Course Number: 554

Science Behind Sitting

History has shown that transitioning from a standing to a sitting position has traded one set of physical aches and pains for another, with many careers ending far too early from severe low back pain and other musculoskeletal disorders. To minimize the detrimental effects of static sitting we must turn to the science underlying both the principles of sitting and the surfaces on which we sit.

Science Behind Sitting: Disc Pressures, Lumbar Lordosis, and Ischial Contact Pressure

As discussed in Practice in Motion: Part I, disc pressures in sitting far exceed those in standing.15

An increase in the spinal load from sitting causes an increase in disc pressure, reduces the disc heights and decreases the lumbar lordosis, contributing to pain and disc degeneration.16,17 The decreased lumbar lordosis associated with sitting as compared to standing16,18 has been associated with low back pain18,19 and degenerative disc disease at the L5 S1 segment.20

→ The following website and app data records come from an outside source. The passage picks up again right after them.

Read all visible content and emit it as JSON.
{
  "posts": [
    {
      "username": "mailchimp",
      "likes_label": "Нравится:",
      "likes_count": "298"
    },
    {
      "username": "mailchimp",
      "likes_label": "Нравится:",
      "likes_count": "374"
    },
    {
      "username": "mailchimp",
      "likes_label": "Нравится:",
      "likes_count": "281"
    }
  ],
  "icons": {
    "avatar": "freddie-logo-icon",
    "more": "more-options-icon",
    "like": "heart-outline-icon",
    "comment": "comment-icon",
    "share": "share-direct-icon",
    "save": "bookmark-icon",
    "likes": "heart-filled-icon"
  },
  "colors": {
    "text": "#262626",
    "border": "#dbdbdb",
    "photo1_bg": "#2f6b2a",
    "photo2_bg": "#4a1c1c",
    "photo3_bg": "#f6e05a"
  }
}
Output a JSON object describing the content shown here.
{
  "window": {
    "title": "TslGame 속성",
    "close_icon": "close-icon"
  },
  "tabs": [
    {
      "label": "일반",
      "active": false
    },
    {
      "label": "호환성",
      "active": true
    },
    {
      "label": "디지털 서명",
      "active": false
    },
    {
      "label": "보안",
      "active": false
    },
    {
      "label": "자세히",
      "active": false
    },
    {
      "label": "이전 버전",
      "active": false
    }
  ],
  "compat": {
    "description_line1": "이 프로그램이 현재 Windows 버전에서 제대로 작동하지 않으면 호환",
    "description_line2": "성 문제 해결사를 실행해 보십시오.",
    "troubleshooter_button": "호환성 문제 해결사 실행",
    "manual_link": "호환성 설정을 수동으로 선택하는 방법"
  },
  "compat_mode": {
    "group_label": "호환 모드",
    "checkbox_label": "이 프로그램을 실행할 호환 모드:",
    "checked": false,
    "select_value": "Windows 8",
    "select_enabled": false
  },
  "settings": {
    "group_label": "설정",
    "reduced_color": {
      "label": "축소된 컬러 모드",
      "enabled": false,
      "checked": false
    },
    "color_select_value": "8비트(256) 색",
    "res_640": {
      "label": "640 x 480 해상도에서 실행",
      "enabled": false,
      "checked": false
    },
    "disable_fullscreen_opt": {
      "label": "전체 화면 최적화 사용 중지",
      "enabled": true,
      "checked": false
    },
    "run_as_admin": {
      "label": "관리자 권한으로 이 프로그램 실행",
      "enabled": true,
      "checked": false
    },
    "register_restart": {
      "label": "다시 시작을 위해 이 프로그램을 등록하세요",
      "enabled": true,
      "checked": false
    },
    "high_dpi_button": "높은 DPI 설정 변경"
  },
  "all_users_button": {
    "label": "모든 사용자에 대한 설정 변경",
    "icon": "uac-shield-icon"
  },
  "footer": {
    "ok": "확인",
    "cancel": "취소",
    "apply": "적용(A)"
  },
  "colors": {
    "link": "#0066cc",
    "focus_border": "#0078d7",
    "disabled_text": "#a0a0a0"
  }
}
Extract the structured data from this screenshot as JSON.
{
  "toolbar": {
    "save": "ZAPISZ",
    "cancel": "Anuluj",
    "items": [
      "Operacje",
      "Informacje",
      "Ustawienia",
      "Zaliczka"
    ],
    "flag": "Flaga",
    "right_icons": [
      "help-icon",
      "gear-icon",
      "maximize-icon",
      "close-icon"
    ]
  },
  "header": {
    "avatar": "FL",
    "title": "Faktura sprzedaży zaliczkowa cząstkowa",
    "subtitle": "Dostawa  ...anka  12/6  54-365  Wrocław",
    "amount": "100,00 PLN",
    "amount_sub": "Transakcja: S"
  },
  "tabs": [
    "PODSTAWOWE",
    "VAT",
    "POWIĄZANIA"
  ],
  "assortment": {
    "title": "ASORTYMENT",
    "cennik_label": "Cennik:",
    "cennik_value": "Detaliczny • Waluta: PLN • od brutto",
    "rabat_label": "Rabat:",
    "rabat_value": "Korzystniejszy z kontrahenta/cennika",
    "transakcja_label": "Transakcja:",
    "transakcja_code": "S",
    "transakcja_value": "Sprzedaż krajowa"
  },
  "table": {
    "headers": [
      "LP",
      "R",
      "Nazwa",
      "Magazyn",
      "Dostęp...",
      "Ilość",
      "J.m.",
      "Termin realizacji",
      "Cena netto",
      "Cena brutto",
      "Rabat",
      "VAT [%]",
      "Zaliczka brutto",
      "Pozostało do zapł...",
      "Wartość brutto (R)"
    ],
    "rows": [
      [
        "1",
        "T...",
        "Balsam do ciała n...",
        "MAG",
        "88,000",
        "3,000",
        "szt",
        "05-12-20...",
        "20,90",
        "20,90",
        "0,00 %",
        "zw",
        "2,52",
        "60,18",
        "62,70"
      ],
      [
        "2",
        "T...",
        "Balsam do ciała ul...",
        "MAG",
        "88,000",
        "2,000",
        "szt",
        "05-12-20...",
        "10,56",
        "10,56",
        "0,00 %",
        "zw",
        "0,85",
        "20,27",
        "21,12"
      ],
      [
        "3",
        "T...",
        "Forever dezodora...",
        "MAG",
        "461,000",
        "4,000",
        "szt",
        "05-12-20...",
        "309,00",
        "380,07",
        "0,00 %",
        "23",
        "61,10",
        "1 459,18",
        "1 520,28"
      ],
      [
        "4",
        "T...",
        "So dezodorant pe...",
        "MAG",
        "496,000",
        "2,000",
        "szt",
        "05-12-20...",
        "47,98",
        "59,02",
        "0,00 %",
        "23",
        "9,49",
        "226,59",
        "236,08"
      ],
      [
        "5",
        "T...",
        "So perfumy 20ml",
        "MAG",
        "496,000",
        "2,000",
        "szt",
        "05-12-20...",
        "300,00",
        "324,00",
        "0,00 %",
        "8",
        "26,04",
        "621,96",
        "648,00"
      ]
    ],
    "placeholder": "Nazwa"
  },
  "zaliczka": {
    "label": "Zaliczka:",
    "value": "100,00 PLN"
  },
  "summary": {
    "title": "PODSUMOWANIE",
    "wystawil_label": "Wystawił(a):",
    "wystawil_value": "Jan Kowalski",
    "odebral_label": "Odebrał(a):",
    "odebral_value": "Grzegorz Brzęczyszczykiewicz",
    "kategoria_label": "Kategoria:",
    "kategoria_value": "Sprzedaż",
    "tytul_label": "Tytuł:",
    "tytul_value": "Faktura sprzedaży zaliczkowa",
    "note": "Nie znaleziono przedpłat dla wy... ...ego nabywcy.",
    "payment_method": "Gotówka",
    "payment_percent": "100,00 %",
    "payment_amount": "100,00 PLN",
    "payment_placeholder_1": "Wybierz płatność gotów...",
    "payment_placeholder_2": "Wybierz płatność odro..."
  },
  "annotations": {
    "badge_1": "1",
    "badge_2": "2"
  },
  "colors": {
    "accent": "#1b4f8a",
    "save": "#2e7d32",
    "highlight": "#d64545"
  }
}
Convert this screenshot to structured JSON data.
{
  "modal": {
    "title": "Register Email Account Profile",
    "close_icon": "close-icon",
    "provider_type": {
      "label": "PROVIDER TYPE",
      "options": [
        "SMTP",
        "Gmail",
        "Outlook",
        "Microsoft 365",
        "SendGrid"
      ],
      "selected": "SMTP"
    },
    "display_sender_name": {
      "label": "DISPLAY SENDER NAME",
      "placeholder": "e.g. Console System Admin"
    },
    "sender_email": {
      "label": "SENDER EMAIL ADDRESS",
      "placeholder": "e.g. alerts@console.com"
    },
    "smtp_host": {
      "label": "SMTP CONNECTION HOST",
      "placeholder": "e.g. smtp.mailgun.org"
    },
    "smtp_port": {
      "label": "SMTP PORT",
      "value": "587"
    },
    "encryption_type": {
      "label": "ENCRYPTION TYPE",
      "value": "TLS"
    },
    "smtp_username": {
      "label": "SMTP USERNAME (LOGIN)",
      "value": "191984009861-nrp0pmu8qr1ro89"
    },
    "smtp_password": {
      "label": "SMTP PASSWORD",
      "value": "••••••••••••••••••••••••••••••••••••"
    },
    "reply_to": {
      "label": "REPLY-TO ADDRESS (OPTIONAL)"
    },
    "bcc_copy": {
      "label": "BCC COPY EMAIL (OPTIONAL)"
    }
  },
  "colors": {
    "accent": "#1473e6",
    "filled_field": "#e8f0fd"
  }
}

Increasing the lumbar lordosis can be accomplished in three ways. First, clinicians can actively rotate their pelvis forward by raising the tailbone up. Second, a lumbar support that supports them into a lordotic curve, like that in standing, will work. Finally, tilting the angle of the seat downward will rotate the pelvis forward and create more lordosis in the lumbar spine.